The Torah commands that we preserve our health (Deuteronomy 4:15) and that we distance ourselves from dangerous substances (Bava Kama 15b, Hilkhot Rotzeiah 11:4-5, Rema, Yoreh De’ah 116:5). The Rashbam, the medieval legal authority, (on Pesachim113a) opposes drug use because of the financial cost to the individual imbibing:
Do not take drugs: this is because they demand periodic doses. And your heart will crave them. You will waste much money thereby. Even for medical cure do not take them, and, if possible, find another mode of healing.
The Rambam (Hilkhot Yom Tov 6:20) based his opposition to drug use on the feelings of unnatural-joy and unholy-joy, that the substance produces in the user.
However, many find religious meaning in enjoying the natural fruits of this natural world that have been provided by G-d. Rabbi Jonathan Sacks, the former Chief Rabbi of the UK, wrote: “The world is God’s creation; therefore it is good, and prosperity is a sign of God’s blessing. Asceticism and self-denial have little place in Jewish spirituality.”
Another position on the topic has been offered by Rabbi Moshe Feinstein, the 20th-century legal authority, who strongly condemned the use of drugs (Igrot Moshe, Yoreh Deah 3:35). However, the great rabbi explained that where there is no harm to oneself or another he believed it was technically permissible to indulge in drug use (Igrot Moshe Yoreh Deah 2:49, Igrot Moshe Choshen Mishpat 2:18).
Personally, I do not smoke or engage in any drug use, nor do I condone any drug use. I believe many diminish their potential by engaging in recreational drug use. Additionally, I am very concerned about the health and cultural impact; however, I am also sincerely concerned with unjust regulation in this country and the effects on those most vulnerable in society. We cannot ruin lives and break down familial bonds to further “tough on crime” politicians and increase prison revenues. The unequal enforcement of drug laws that are needlessly punitive must stop. I have come to believe that decriminalizing marijuana, in a similar fashion to the efforts that have been made in California, Colorado, and Washington, would produce a more equal and just society. As a rabbi I am conscious of the fact that this position may be at odds with other Jewish leaders; however, I am confident that my advocacy is based in substantive Judaic doctrine and the moral condition that G-d requires of his servants. I encourage all, both Jews and gentiles, to further explore the topic and reach their own conclusion, cognizant of the social and political context that informs the matter.

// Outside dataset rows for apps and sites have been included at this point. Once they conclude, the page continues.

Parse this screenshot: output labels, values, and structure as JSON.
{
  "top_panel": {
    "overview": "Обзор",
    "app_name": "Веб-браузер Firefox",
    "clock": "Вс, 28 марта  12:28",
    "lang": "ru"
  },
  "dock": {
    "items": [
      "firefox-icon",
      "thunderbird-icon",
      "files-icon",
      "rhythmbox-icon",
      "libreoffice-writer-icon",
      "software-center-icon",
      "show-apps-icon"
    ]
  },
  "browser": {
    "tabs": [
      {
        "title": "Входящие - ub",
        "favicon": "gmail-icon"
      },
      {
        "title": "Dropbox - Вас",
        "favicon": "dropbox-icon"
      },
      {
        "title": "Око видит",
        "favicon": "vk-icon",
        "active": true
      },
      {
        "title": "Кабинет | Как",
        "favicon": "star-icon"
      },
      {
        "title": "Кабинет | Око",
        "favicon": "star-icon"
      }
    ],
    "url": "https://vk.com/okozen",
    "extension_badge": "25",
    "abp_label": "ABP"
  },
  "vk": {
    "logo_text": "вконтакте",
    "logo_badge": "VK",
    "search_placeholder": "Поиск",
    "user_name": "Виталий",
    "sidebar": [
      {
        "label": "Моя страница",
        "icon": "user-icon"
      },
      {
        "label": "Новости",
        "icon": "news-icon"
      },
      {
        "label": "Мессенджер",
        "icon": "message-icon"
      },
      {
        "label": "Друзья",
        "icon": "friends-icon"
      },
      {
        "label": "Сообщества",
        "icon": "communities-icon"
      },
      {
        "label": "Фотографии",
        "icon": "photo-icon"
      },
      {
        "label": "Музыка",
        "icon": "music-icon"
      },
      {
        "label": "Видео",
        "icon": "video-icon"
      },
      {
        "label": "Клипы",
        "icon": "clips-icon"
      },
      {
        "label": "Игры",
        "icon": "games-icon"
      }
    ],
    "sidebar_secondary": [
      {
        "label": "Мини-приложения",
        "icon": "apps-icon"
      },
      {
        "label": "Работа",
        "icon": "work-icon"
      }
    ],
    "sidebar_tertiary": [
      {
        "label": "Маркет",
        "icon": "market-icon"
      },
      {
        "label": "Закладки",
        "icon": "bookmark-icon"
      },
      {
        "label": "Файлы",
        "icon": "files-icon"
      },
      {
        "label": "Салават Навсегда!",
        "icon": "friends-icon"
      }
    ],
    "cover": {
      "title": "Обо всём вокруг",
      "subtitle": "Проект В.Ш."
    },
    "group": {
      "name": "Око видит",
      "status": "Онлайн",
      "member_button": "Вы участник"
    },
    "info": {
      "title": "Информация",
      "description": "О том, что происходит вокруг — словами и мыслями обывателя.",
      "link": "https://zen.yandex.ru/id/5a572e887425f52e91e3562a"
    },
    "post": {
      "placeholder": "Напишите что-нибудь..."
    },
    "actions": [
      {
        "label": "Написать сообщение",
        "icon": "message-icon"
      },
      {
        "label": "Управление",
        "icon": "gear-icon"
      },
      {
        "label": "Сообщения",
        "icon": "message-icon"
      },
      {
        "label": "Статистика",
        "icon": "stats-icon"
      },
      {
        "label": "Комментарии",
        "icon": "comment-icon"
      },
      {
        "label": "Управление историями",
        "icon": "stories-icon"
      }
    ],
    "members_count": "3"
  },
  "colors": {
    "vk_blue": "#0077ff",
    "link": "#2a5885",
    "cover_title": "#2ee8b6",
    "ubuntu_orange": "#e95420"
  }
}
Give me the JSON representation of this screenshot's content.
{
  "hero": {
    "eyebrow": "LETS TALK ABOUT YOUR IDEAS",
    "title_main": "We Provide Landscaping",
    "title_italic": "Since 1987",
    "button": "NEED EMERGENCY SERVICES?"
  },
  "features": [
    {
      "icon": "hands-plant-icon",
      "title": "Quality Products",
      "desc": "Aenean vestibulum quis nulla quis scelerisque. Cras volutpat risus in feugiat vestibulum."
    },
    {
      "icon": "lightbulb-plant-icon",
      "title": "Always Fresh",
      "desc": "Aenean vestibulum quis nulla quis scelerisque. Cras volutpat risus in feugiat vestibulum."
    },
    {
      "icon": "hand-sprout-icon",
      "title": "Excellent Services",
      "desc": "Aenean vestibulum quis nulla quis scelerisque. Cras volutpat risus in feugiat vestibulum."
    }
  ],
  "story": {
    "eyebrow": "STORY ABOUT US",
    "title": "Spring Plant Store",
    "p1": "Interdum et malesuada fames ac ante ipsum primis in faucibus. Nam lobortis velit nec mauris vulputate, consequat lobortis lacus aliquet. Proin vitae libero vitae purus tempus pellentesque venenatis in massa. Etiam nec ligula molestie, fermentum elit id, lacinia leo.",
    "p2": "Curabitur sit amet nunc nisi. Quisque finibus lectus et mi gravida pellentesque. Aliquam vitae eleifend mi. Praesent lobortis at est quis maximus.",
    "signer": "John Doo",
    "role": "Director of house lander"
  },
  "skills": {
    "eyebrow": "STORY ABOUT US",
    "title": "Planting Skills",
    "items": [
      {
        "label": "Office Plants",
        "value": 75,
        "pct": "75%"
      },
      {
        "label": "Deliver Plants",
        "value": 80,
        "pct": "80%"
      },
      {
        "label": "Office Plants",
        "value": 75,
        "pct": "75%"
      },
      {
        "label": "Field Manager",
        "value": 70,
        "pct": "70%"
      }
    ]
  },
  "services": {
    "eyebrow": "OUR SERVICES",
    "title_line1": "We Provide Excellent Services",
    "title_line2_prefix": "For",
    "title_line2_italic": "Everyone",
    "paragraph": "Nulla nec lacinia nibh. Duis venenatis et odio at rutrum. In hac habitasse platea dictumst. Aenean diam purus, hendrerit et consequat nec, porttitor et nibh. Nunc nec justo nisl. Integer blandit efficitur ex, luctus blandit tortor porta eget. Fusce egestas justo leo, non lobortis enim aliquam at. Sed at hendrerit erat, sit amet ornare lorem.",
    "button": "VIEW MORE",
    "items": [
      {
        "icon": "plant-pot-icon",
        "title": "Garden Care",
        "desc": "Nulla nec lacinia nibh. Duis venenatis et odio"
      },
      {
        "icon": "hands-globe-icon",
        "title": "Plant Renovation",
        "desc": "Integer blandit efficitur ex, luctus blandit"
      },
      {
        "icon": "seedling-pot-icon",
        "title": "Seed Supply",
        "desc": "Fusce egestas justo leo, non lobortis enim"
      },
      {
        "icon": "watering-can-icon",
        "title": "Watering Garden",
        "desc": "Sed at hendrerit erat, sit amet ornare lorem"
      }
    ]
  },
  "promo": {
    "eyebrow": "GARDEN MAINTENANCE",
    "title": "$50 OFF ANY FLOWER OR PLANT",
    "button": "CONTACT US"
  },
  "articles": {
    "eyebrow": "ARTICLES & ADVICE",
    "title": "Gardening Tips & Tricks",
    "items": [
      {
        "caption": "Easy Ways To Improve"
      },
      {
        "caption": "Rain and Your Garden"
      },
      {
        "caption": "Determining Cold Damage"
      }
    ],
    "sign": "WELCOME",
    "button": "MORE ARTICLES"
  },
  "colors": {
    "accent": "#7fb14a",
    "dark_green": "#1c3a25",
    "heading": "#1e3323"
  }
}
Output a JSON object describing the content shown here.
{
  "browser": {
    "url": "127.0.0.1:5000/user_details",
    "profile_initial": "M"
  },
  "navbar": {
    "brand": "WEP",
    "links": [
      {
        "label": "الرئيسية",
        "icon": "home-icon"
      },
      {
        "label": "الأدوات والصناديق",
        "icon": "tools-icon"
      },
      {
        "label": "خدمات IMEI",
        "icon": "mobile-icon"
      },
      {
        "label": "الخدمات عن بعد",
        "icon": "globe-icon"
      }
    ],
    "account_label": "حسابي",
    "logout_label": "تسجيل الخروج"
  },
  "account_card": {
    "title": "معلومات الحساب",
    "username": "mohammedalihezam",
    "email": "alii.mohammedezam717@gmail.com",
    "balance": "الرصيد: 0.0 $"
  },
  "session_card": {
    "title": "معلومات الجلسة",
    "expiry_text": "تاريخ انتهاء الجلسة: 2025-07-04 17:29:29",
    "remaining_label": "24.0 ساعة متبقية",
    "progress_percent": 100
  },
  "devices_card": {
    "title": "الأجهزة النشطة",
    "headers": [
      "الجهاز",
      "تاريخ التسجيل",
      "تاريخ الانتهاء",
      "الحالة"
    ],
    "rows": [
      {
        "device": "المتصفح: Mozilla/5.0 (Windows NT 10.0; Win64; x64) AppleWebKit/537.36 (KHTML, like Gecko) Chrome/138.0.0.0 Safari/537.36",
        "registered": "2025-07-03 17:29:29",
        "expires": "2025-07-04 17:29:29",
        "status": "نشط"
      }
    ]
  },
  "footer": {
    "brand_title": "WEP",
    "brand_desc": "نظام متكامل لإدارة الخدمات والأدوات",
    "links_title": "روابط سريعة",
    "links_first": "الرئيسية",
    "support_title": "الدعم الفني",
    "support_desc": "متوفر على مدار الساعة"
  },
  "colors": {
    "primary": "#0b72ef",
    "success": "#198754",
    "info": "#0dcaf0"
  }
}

Rabbi Dr. Shmuly Yanklowitz is the Executive Director of the Valley Beit Midrash, the Founder & President of Uri L’Tzedek, the Founder and CEO of The Shamayim V’Aretz Institute and the author of “Jewish Ethics & Social Justice: A Guide for the 21st Century.” Newsweek named Rav Shmuly one of the top 50 rabbis in America.”